Everyone likes it when they’re right. To some extent, that is impetus driving the sports blogging and fan website phenomenon – people write on the internet because they think they have something to say that no one else is saying.
That sentiment is fine, as long as it is balanced with a dose of humility.
Today that does of humility comes in the form of Steel Curtain Rising’s second annual goofs column (click here to read last year’s edition.)
Inspired by the example established by the legendary Washington Post reporter/columnist David Broder, I now take a look back at a year’s worth of my work and own up to some of my more egregious errors.
The 2009 Steelers Won’t Succumb to Complacency
“Unasked Questions of Camp Tomlin 2009” included this ill-fated observation:
The Steelers may falter in 2009, but don’t bet on compliancy being a cause.
It might be too harsh to condemn the 2009 Steelers for being complacent, but as we observed after the season, they certainly lacked the edge that they enjoyed in 2008.
Tumbling Down the Stairway to Seven
My prognostication skills got no better as the Steelers opened the 2009 regular season.
First I offered this gem:
Curtain’s Call: The Steelers defense can be more dominating.
Maybe of Lawrence Timmons had been more consistent, maybe if Aaron Smith doesn’t go down, maybe if William Gay’s attitude doesn’t get the best of him, maybe if Troy Polamalu doesn’t get hurt. Maybe, maybe, maybe… At the end of the day, the 2009 Steelers defense was a shadow of its former self.
Then came this one about special teams:
If Dan Sepulveda’s preseason performance is any indication, the punting unit should be giving the defense significantly longer fields to work with.
As for the kick return unit? Well, if the return magic that Stefan Logan showed in preseason is no mirage, then Steelers fans could be in for something special.
The Steelers special teams were anything but special, and easily cost the team two games and made a few others closer than they should have been.
Finally, I finished with this:
The road to Lombardi Number 7 is long and difficult…
Curtain’s Call:…But Steel Curtain Rising likes our chances!
Need further comment be made?
Age of Youth on the Defensive Line
In the middle of the 2009 season, Steel Curtain Rising hailed the ascension of youth on the Steelers offensive and defensive lines. It turns out the prediction was only half correct.
The Steelers 2010 opening day roster will include a healthy mix of youth and veterans on the offensive line.
That same mix will be absent on the defensive side of the ball, as both Sunny Harris and Doug Worthington got cut in favor of 30 year old veteran Nick Eason.
The Turning Point that Never Was
The Steelers 8th game of 2009 brought them to Denver and in many respects it was their best game of the season. Despite some early hiccups, it seemed like this was the game when the Steelers would finally get it together.
Afterward, I wrote this:
Bruce Arians accomplished something special with his unit. The 180 degree 2nd half turn around was nice, but you expect that from defending Super Bowl Champions. It was the way Arians turned things around – by finding balance.

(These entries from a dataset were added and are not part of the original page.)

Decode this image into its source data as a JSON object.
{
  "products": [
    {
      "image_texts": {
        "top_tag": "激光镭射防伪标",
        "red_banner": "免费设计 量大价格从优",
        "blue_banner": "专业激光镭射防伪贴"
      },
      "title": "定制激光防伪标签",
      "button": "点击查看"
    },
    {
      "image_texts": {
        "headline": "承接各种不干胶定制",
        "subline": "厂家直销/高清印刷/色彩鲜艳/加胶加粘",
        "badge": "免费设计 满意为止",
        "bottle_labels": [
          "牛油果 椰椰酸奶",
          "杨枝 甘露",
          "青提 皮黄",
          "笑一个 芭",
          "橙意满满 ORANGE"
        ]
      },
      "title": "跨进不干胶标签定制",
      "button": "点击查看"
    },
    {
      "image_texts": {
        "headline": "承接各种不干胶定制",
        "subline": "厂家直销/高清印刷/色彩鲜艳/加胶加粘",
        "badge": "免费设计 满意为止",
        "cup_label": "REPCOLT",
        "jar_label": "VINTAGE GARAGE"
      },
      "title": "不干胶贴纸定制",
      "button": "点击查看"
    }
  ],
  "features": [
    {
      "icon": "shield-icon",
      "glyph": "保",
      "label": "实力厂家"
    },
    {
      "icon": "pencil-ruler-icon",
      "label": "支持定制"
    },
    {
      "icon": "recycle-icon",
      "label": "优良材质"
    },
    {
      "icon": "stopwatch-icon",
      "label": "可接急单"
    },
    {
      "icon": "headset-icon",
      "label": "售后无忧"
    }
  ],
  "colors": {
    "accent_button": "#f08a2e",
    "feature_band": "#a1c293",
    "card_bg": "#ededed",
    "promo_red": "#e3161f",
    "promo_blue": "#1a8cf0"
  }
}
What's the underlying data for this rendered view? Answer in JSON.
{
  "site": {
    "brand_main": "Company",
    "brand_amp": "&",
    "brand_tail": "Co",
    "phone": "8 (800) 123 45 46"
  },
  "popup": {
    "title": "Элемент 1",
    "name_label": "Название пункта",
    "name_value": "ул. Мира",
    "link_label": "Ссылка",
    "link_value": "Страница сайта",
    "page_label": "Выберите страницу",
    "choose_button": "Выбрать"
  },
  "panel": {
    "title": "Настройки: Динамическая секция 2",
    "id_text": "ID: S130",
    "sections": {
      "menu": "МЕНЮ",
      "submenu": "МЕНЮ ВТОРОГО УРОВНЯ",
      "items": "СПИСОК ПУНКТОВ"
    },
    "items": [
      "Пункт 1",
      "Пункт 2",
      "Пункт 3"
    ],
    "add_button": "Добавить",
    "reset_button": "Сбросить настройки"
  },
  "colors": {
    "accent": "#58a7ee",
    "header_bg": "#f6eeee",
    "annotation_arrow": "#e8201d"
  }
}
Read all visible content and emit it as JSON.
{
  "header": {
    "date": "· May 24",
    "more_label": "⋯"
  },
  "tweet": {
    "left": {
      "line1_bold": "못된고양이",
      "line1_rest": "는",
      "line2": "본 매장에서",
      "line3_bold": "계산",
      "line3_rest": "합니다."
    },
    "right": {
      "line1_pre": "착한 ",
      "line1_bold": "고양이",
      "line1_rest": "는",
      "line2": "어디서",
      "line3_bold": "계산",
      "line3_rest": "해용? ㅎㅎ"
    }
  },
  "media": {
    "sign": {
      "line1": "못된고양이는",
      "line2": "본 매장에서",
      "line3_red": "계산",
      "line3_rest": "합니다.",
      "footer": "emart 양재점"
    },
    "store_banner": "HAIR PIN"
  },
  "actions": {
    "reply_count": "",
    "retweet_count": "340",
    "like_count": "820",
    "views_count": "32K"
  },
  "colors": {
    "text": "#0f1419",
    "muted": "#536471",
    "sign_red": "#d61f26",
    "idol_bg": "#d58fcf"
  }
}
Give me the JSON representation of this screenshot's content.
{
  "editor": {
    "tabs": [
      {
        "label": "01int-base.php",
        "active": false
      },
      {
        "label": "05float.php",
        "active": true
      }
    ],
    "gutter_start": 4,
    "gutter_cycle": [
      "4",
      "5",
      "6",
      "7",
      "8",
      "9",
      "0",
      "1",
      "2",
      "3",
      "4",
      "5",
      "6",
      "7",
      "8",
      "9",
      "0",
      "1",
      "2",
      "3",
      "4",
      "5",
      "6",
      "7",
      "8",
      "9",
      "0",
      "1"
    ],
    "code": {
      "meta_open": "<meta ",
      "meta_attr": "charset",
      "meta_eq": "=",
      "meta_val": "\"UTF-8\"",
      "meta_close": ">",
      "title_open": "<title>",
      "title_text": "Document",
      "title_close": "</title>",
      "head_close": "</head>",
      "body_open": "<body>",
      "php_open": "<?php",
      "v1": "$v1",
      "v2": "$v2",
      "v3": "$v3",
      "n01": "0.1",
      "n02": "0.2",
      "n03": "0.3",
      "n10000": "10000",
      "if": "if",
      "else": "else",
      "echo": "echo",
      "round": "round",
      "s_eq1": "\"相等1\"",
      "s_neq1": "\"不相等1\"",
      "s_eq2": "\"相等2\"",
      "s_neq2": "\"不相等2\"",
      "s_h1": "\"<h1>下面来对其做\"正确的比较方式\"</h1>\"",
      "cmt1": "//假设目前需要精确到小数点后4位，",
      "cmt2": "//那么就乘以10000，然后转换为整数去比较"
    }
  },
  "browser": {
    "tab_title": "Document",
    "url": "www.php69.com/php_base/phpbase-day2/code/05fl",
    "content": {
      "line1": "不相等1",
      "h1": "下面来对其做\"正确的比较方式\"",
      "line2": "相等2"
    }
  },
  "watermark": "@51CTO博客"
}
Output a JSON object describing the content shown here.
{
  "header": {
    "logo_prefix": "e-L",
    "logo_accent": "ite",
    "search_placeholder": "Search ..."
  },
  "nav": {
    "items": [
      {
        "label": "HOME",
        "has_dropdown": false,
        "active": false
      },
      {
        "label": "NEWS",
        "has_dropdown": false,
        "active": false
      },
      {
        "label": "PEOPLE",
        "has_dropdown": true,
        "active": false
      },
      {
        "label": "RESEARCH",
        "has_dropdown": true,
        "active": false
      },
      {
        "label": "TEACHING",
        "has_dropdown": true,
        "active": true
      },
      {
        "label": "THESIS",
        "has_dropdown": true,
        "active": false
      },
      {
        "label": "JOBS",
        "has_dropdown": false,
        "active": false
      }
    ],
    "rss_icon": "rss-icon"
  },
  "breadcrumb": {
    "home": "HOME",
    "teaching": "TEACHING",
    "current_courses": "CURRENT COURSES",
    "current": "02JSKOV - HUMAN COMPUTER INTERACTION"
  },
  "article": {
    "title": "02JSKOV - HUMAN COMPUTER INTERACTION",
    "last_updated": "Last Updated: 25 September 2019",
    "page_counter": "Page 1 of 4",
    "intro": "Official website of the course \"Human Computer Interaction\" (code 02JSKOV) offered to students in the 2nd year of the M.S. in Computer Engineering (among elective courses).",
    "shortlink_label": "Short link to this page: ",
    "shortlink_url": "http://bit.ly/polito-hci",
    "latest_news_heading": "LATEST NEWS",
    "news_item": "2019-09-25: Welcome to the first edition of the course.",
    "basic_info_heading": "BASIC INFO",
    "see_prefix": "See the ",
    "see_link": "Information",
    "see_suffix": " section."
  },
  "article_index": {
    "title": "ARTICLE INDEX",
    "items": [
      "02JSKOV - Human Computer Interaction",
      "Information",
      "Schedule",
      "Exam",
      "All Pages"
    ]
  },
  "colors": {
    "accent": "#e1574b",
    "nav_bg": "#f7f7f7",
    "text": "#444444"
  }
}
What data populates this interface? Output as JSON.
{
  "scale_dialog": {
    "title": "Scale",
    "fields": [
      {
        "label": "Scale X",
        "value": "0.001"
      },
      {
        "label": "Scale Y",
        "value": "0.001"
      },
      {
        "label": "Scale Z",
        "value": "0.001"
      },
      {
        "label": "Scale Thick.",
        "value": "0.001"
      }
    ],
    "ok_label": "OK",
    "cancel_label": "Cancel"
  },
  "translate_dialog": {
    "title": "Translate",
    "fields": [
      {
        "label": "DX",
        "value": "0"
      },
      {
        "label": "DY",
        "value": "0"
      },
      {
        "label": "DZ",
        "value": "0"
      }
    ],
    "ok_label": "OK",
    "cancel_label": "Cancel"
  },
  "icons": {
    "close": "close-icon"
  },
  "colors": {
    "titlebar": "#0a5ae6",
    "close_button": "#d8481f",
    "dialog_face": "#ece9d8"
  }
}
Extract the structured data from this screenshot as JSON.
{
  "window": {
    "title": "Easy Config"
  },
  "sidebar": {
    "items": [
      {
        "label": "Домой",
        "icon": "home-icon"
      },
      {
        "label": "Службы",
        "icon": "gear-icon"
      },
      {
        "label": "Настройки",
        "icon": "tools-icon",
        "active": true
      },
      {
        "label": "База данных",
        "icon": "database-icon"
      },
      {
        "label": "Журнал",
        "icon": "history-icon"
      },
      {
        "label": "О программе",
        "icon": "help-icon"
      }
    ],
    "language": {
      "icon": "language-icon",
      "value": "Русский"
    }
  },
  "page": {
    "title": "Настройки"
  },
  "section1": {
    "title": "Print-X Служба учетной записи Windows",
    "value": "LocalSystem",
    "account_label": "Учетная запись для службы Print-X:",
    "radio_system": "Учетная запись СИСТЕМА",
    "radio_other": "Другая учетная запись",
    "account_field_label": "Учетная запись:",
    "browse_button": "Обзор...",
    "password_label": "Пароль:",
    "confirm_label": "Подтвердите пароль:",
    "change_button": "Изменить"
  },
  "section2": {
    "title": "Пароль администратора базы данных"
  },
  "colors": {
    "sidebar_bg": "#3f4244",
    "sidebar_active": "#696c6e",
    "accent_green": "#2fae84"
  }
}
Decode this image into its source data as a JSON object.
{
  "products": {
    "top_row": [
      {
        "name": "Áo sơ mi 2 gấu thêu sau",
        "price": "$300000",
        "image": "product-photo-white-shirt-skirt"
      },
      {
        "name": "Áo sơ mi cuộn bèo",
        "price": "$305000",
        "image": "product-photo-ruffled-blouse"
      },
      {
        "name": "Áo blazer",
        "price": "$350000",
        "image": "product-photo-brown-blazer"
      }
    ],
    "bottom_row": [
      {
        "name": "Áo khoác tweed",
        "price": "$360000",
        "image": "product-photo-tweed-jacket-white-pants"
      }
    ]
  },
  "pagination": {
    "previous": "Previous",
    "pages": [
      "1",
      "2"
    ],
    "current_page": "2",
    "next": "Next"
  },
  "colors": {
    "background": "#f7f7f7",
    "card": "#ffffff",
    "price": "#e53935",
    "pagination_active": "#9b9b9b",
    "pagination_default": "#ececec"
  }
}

It has been a long, long time since the Steelers have been able to combine precision, vertical passing in the air, with persistent, punishing power rushing on the ground.
They did that in the second half against Denver last night. They did it against the NFL’s number one defense. And they made it look easy. Repeating that feat over the next eight weeks won’t be easy. Finding balance never is.
But if they can consistently achieve that balance on offense, the Steelers will give themselves a serious shot at making 2009 just as special as 2008.
As we now know, the Steelers then went on to lose the next five straight games, with three of those losses going to NFL bottom dwellers….
Spiraling Out of Control
Following the Steelers loss to Cleveland, Steel Curtain Rising offered this conclusion:
It is difficult for a coach to pull his team out of a total tailspin. Tomlin has clearly not been up to the task.
[I then compared Tomlin’s experience with the ’09 Steelers to the lessons Bill Walsh learned from his own Super Bowl hangover during the 1982 season.]
Hopefully [Tomlin] can learn from this. Perhaps he can follow suit.
But first he needs survive the next three games, which do not look to be pretty.
This is one occasion when you’re glad to be wrong. The Steelers not only fought tooth and nail during their last three games, they won all three of them.
Thankfully, Tomlin was in fact, up to the task.
Thanks Everyone Who Has Lent a Hand
Undoubtedly a thorough review of everything that has been written here in the past year would reveal even more errors and goofs.
And that is not counting typos and other mistakes which in another life would have been dubbed “copy editing errors.” Those have been, and will be plentiful, as editing your own work is never easy.
But on any number of occasions readers have pointed these out via the comment box, and for all of those corrections, in addition to your continued readership, let me extend to all my deepest thanks.